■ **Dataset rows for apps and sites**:

BEGIN

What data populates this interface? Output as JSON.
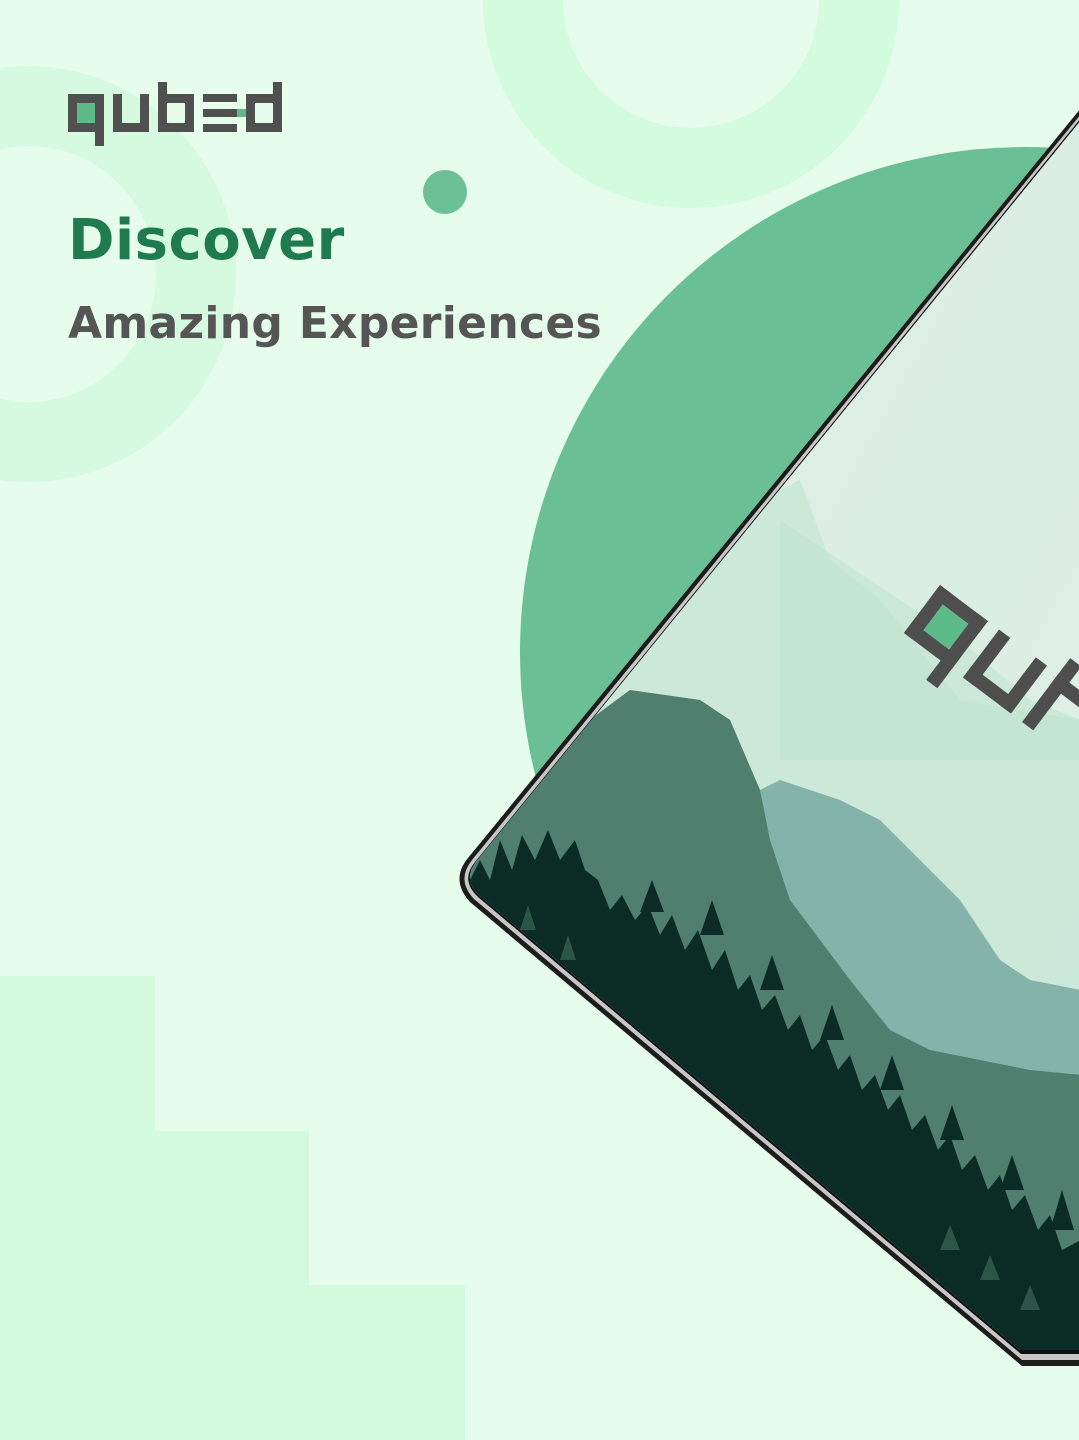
{
  "brand": {
    "name": "qubed",
    "screen_logo_text": "qub"
  },
  "hero": {
    "title": "Discover",
    "subtitle": "Amazing Experiences"
  },
  "colors": {
    "background": "#e6fdeb",
    "accent_green": "#6bbf95",
    "title_green": "#1f7a4d",
    "text_gray": "#555555",
    "logo_gray": "#505050",
    "logo_green": "#5dbb8a",
    "forest_dark": "#0a2c24"
  }
}
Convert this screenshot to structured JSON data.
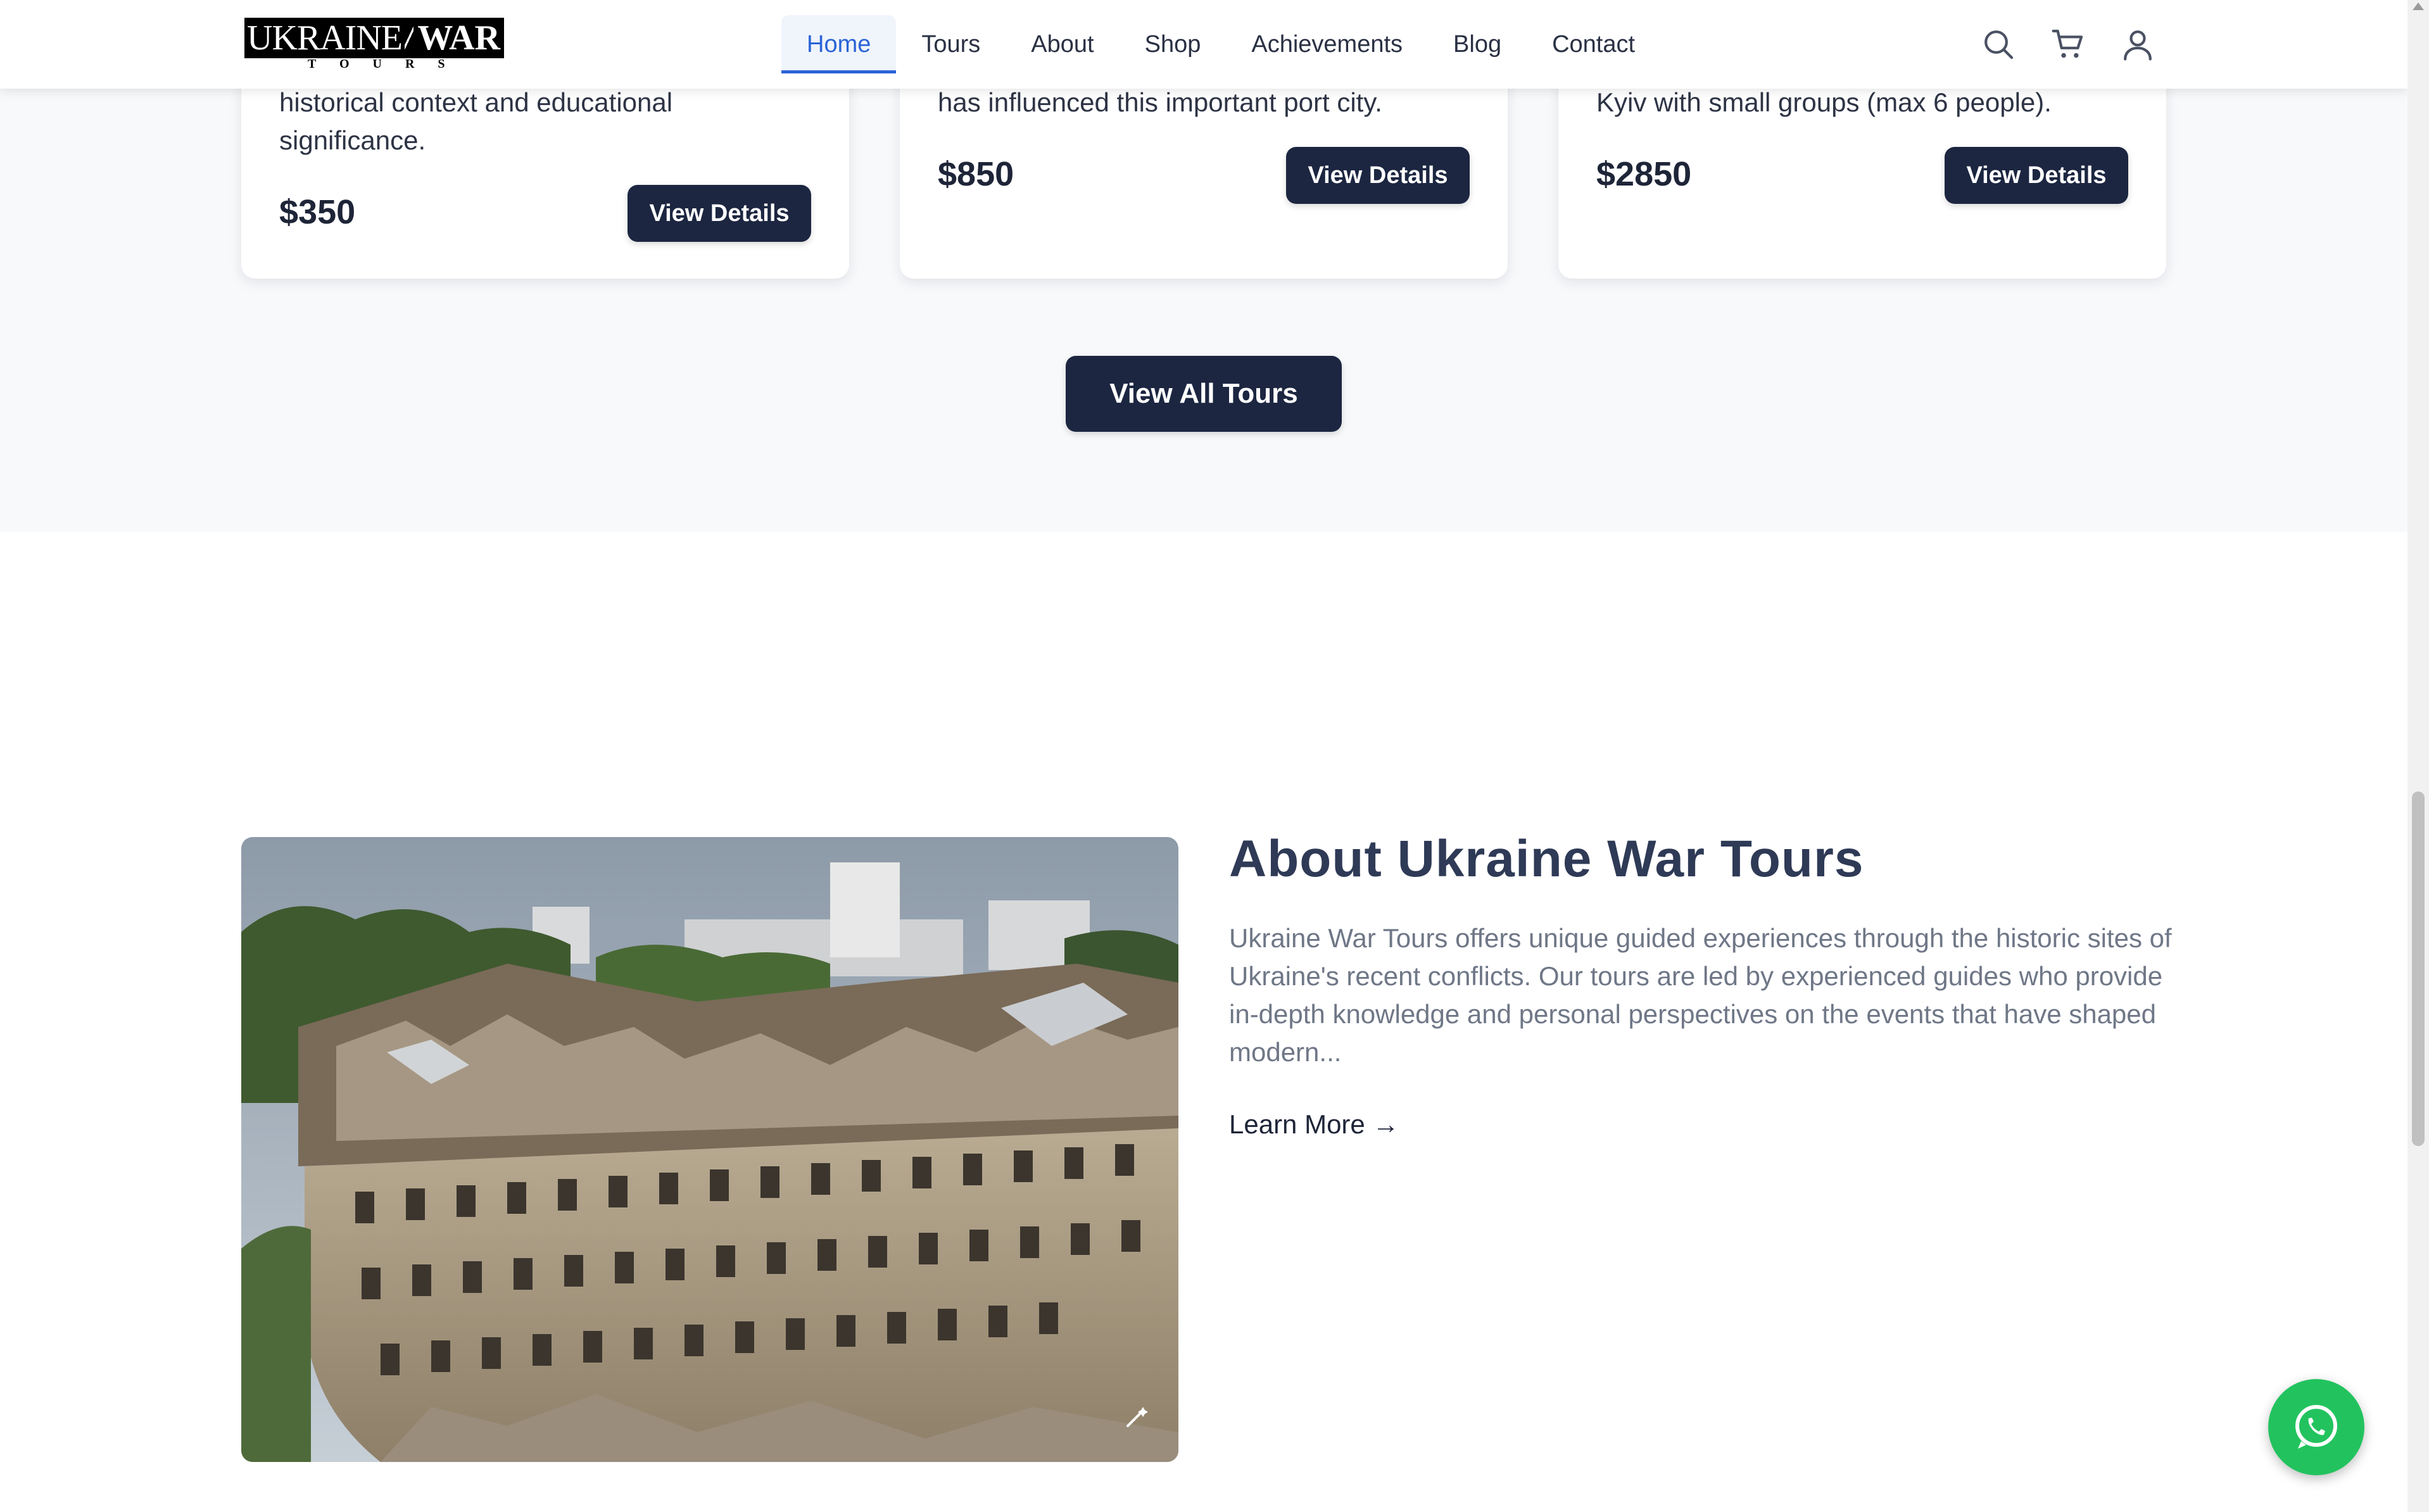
{
  "brand": {
    "logo_main": "UKRAINE",
    "logo_war": "WAR",
    "logo_sub": "TOURS"
  },
  "nav": {
    "items": [
      {
        "label": "Home",
        "active": true
      },
      {
        "label": "Tours",
        "active": false
      },
      {
        "label": "About",
        "active": false
      },
      {
        "label": "Shop",
        "active": false
      },
      {
        "label": "Achievements",
        "active": false
      },
      {
        "label": "Blog",
        "active": false
      },
      {
        "label": "Contact",
        "active": false
      }
    ],
    "icons": [
      "search-icon",
      "cart-icon",
      "user-icon"
    ]
  },
  "tours": {
    "cards": [
      {
        "description": "historical context and educational significance.",
        "price": "$350",
        "button": "View Details"
      },
      {
        "description": "has influenced this important port city.",
        "price": "$850",
        "button": "View Details"
      },
      {
        "description": "Kyiv with small groups (max 6 people).",
        "price": "$2850",
        "button": "View Details"
      }
    ],
    "view_all_label": "View All Tours"
  },
  "about": {
    "title": "About Ukraine War Tours",
    "text": "Ukraine War Tours offers unique guided experiences through the historic sites of Ukraine's recent conflicts. Our tours are led by experienced guides who provide in-depth knowledge and personal perspectives on the events that have shaped modern...",
    "learn_more": "Learn More →",
    "image_icon": "magic-wand-icon"
  },
  "whatsapp": {
    "icon": "whatsapp-icon"
  },
  "colors": {
    "primary": "#1c2641",
    "accent": "#2b64d6",
    "whatsapp": "#22c35e",
    "section_bg": "#f8f9fb"
  }
}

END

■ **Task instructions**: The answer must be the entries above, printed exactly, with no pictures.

■ **Output**:
What data populates this interface? Output as JSON.
{
  "brand": {
    "name": "qubed",
    "screen_logo_text": "qub"
  },
  "hero": {
    "title": "Discover",
    "subtitle": "Amazing Experiences"
  },
  "colors": {
    "background": "#e6fdeb",
    "accent_green": "#6bbf95",
    "title_green": "#1f7a4d",
    "text_gray": "#555555",
    "logo_gray": "#505050",
    "logo_green": "#5dbb8a",
    "forest_dark": "#0a2c24"
  }
}
Convert this screenshot to structured JSON data.
{
  "brand": {
    "logo_main": "UKRAINE",
    "logo_war": "WAR",
    "logo_sub": "TOURS"
  },
  "nav": {
    "items": [
      {
        "label": "Home",
        "active": true
      },
      {
        "label": "Tours",
        "active": false
      },
      {
        "label": "About",
        "active": false
      },
      {
        "label": "Shop",
        "active": false
      },
      {
        "label": "Achievements",
        "active": false
      },
      {
        "label": "Blog",
        "active": false
      },
      {
        "label": "Contact",
        "active": false
      }
    ],
    "icons": [
      "search-icon",
      "cart-icon",
      "user-icon"
    ]
  },
  "tours": {
    "cards": [
      {
        "description": "historical context and educational significance.",
        "price": "$350",
        "button": "View Details"
      },
      {
        "description": "has influenced this important port city.",
        "price": "$850",
        "button": "View Details"
      },
      {
        "description": "Kyiv with small groups (max 6 people).",
        "price": "$2850",
        "button": "View Details"
      }
    ],
    "view_all_label": "View All Tours"
  },
  "about": {
    "title": "About Ukraine War Tours",
    "text": "Ukraine War Tours offers unique guided experiences through the historic sites of Ukraine's recent conflicts. Our tours are led by experienced guides who provide in-depth knowledge and personal perspectives on the events that have shaped modern...",
    "learn_more": "Learn More →",
    "image_icon": "magic-wand-icon"
  },
  "whatsapp": {
    "icon": "whatsapp-icon"
  },
  "colors": {
    "primary": "#1c2641",
    "accent": "#2b64d6",
    "whatsapp": "#22c35e",
    "section_bg": "#f8f9fb"
  }
}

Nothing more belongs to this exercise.